What is required. Where in the records does the word "있습니다" occur? Copy each line in which it does.

Record extracts.
■ ■ ■ ■ ■ ■ ■

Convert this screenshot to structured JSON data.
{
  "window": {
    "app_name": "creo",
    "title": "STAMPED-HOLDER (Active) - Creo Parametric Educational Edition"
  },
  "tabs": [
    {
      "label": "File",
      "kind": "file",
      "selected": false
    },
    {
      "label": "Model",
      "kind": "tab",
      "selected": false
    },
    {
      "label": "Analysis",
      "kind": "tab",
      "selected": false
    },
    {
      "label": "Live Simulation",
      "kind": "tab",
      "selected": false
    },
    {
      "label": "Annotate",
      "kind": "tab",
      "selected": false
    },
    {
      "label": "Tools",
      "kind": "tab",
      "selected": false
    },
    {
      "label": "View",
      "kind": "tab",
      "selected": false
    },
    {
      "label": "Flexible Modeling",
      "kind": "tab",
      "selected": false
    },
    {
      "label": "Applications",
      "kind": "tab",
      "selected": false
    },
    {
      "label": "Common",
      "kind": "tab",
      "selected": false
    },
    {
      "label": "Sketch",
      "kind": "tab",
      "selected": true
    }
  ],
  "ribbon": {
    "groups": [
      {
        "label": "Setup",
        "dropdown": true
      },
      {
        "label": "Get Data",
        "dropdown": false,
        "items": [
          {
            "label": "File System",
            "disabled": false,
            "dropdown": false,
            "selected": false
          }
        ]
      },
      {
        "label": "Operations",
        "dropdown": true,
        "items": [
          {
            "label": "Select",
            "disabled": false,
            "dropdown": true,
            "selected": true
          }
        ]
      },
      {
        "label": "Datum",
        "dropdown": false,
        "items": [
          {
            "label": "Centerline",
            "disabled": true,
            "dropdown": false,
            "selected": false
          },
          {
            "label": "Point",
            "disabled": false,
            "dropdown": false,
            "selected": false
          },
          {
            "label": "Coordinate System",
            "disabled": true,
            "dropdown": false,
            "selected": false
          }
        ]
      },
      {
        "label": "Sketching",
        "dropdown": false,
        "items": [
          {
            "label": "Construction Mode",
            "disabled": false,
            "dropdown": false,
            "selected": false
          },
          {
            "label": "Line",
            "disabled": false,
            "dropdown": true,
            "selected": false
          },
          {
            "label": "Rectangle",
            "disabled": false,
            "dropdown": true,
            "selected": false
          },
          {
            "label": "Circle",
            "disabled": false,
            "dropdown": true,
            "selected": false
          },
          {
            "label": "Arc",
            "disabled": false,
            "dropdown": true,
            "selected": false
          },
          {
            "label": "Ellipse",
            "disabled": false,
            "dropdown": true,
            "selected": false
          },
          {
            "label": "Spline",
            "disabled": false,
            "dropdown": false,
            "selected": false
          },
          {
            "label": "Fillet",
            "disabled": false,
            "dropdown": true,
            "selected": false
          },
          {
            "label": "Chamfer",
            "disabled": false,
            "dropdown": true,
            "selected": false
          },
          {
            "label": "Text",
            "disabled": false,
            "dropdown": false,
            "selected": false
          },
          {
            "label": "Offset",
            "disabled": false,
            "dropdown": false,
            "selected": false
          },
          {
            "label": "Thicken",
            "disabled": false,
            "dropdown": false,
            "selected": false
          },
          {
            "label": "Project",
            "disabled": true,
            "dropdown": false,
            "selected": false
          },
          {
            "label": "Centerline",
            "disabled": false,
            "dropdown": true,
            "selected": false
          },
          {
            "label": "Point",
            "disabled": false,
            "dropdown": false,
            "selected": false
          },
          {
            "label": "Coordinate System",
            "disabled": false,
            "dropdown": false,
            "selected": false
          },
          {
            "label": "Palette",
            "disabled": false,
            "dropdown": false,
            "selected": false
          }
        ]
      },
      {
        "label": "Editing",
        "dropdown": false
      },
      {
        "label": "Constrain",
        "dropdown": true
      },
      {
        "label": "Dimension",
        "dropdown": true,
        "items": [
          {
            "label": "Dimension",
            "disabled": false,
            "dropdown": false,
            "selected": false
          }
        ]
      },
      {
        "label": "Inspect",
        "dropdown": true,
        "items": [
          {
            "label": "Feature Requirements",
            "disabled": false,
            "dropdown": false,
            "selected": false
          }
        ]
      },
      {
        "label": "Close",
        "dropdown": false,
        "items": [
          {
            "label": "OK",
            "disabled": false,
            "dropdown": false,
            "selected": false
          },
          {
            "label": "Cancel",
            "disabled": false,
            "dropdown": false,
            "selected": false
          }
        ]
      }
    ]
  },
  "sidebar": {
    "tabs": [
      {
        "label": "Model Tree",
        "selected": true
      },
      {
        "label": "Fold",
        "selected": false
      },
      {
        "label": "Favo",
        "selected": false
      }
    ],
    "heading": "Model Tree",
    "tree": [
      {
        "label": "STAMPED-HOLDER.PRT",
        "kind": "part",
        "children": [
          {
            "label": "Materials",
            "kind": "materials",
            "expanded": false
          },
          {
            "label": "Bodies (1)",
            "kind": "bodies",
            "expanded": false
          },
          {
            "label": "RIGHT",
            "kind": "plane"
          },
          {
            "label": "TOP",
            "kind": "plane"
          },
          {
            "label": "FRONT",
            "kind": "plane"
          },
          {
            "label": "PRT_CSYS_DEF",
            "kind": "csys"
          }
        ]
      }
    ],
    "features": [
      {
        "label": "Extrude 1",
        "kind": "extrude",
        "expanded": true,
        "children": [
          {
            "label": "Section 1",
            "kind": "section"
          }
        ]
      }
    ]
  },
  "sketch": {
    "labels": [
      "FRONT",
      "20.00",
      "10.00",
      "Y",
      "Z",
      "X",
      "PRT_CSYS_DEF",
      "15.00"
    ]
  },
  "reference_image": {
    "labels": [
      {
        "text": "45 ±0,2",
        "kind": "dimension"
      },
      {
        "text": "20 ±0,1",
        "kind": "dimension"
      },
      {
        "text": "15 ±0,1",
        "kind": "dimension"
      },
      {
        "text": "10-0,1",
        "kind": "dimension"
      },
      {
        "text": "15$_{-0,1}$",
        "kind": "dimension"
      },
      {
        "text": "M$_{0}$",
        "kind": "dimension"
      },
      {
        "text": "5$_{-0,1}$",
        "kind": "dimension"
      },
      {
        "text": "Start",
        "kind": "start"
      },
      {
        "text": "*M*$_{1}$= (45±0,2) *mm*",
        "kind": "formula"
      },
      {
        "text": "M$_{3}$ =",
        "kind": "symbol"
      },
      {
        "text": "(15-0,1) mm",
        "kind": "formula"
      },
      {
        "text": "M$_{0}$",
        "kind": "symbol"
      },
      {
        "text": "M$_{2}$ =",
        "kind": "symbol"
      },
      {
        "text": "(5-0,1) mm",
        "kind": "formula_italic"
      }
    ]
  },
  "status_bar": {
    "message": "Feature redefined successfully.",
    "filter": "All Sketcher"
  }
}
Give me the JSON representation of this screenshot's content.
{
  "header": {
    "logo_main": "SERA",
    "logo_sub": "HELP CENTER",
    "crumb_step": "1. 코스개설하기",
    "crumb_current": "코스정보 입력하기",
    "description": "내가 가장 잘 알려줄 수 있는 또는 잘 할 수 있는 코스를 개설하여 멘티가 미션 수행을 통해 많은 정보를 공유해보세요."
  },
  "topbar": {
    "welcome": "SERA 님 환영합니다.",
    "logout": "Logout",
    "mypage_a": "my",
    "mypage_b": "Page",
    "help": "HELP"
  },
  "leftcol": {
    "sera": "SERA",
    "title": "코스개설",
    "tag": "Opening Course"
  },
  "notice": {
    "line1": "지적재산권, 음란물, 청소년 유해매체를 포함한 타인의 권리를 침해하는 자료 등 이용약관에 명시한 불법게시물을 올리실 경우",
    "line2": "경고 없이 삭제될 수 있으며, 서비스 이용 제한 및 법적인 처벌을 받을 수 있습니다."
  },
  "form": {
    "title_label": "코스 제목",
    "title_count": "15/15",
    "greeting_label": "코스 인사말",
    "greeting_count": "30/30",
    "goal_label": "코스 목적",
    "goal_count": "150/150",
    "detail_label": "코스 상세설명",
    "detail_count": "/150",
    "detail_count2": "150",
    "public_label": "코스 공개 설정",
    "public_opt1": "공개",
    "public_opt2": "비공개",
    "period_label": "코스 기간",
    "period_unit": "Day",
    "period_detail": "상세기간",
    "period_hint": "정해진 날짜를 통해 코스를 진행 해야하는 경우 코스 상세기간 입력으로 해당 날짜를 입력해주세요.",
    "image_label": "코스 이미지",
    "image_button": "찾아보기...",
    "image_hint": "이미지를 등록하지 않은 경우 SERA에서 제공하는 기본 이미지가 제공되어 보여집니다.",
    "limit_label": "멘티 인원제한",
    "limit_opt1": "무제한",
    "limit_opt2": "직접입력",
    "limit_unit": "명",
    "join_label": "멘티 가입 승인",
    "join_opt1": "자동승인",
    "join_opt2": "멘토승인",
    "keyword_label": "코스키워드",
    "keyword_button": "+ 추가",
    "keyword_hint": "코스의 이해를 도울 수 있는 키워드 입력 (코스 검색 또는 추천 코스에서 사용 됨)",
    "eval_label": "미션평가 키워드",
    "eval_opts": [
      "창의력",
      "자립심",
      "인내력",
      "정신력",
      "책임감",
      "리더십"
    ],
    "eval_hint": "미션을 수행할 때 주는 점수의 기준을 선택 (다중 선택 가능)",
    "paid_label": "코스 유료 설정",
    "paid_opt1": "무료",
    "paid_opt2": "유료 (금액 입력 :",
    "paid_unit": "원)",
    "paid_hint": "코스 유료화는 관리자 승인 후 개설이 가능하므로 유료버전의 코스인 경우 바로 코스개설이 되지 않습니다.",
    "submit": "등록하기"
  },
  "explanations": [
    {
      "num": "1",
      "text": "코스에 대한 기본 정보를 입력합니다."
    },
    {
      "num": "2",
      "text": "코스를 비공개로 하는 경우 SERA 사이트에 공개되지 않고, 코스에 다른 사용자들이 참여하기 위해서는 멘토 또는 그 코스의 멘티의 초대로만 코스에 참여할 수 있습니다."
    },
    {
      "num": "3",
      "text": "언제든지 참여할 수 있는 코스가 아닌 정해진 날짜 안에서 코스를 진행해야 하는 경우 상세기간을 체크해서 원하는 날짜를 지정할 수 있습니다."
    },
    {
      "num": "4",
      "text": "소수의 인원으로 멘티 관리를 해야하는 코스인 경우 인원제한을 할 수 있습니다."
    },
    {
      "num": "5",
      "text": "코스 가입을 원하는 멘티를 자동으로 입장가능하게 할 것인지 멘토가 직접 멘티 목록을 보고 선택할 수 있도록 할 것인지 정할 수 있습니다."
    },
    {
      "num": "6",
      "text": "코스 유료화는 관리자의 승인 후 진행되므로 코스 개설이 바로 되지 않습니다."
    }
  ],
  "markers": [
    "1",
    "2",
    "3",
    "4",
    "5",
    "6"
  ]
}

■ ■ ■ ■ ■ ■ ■

Task output.
    "line2": "경고 없이 삭제될 수 있으며, 서비스 이용 제한 및 법적인 처벌을 받을 수 있습니다."
      "text": "코스를 비공개로 하는 경우 SERA 사이트에 공개되지 않고, 코스에 다른 사용자들이 참여하기 위해서는 멘토 또는 그 코스의 멘티의 초대로만 코스에 참여할 수 있습니다."
      "text": "언제든지 참여할 수 있는 코스가 아닌 정해진 날짜 안에서 코스를 진행해야 하는 경우 상세기간을 체크해서 원하는 날짜를 지정할 수 있습니다."
      "text": "소수의 인원으로 멘티 관리를 해야하는 코스인 경우 인원제한을 할 수 있습니다."
      "text": "코스 가입을 원하는 멘티를 자동으로 입장가능하게 할 것인지 멘토가 직접 멘티 목록을 보고 선택할 수 있도록 할 것인지 정할 수 있습니다."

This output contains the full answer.